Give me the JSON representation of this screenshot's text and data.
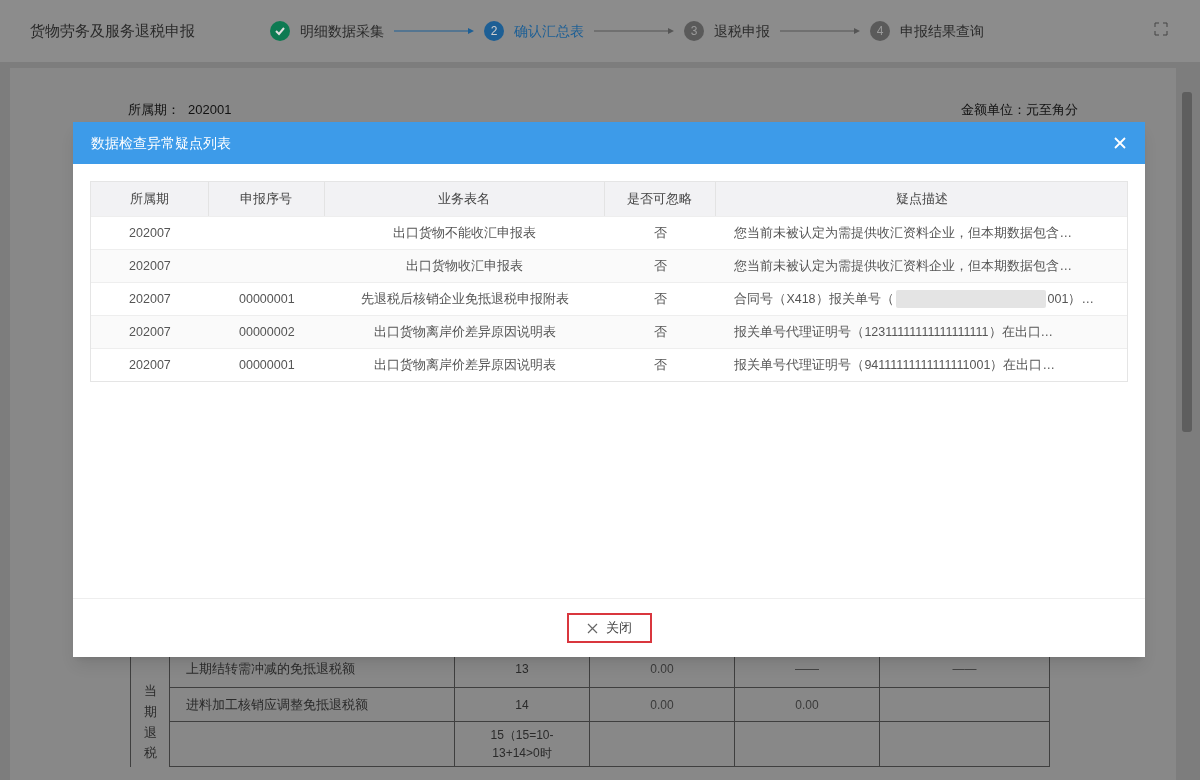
{
  "header": {
    "title": "货物劳务及服务退税申报",
    "steps": [
      {
        "label": "明细数据采集",
        "done": true,
        "selected": false
      },
      {
        "label": "确认汇总表",
        "done": false,
        "selected": true,
        "number": "2"
      },
      {
        "label": "退税申报",
        "done": false,
        "selected": false,
        "number": "3"
      },
      {
        "label": "申报结果查询",
        "done": false,
        "selected": false,
        "number": "4"
      }
    ]
  },
  "page": {
    "period_label": "所属期：",
    "period": "202001",
    "unit": "金额单位：元至角分",
    "table": {
      "side_label": "当期退税",
      "rows": [
        {
          "item": "上期结转需冲减的免抵退税额",
          "line": "13",
          "values": [
            "0.00",
            "——",
            "——"
          ]
        },
        {
          "item": "进料加工核销应调整免抵退税额",
          "line": "14",
          "values": [
            "0.00",
            "0.00"
          ]
        },
        {
          "item": "",
          "line": "15（15=10-13+14>0时",
          "values": []
        }
      ]
    }
  },
  "dialog": {
    "title": "数据检查异常疑点列表",
    "columns": [
      "所属期",
      "申报序号",
      "业务表名",
      "是否可忽略",
      "疑点描述"
    ],
    "rows": [
      {
        "period": "202007",
        "serial": "",
        "form": "出口货物不能收汇申报表",
        "ignorable": "否",
        "description": "您当前未被认定为需提供收汇资料企业，但本期数据包含…"
      },
      {
        "period": "202007",
        "serial": "",
        "form": "出口货物收汇申报表",
        "ignorable": "否",
        "description": "您当前未被认定为需提供收汇资料企业，但本期数据包含…"
      },
      {
        "period": "202007",
        "serial": "00000001",
        "form": "先退税后核销企业免抵退税申报附表",
        "ignorable": "否",
        "description": "合同号（X418）报关单号（",
        "redacted": true,
        "description_end": "001）…"
      },
      {
        "period": "202007",
        "serial": "00000002",
        "form": "出口货物离岸价差异原因说明表",
        "ignorable": "否",
        "description": "报关单号代理证明号（12311111111111111111）在出口…"
      },
      {
        "period": "202007",
        "serial": "00000001",
        "form": "出口货物离岸价差异原因说明表",
        "ignorable": "否",
        "description": "报关单号代理证明号（94111111111111111001）在出口…"
      }
    ],
    "close_button": {
      "label": "关闭",
      "highlighted": true
    }
  }
}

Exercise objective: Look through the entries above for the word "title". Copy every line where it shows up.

Your response:
    "title": "货物劳务及服务退税申报",
    "title": "数据检查异常疑点列表",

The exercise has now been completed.